> [PROVIDED DATA]:
= Beginning of Section =
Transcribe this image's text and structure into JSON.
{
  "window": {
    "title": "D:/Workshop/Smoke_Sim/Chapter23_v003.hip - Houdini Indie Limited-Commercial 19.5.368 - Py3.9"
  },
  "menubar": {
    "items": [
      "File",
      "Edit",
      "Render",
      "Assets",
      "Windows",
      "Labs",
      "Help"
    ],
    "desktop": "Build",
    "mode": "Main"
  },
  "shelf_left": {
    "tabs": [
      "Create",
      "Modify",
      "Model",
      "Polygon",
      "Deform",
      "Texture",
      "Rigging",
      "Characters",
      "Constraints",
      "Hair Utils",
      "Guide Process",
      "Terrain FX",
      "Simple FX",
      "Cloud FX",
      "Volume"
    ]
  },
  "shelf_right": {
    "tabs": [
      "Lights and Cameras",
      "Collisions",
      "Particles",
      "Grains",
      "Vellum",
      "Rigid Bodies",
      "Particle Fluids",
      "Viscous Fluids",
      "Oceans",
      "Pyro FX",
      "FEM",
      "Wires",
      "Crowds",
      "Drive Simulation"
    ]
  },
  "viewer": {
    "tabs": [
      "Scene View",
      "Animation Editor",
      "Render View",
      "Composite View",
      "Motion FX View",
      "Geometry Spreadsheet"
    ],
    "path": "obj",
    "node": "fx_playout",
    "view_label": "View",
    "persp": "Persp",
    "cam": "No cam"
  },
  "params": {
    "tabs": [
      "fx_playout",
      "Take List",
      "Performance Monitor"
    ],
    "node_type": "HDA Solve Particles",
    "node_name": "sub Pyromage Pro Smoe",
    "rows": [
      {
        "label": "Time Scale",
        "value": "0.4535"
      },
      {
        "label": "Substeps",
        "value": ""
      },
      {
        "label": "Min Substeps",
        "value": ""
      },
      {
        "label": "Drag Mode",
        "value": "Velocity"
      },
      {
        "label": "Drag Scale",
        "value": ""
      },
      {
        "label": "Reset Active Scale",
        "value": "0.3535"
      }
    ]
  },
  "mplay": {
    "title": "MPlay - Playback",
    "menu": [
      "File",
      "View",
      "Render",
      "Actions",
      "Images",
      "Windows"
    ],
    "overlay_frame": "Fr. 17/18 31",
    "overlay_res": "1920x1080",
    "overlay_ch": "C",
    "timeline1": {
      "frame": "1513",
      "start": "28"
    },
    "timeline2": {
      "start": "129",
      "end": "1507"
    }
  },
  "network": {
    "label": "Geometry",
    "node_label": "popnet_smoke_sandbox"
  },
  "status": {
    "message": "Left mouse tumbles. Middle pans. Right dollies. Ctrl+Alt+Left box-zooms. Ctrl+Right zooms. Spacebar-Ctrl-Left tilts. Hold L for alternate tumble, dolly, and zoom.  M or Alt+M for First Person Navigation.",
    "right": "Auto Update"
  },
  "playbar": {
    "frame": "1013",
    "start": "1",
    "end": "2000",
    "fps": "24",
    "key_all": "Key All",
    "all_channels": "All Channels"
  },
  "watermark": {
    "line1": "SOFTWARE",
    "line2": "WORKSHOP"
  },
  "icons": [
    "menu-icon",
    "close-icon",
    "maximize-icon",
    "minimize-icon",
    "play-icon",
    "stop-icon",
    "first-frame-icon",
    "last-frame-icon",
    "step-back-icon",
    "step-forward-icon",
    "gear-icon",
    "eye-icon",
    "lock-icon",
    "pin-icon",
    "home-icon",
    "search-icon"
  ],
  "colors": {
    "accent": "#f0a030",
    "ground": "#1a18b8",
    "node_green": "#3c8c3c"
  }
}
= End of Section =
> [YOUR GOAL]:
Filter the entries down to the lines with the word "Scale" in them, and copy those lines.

> [RESULT OF THE EXERCISE]:
        "label": "Time Scale",
        "label": "Drag Scale",
        "label": "Reset Active Scale",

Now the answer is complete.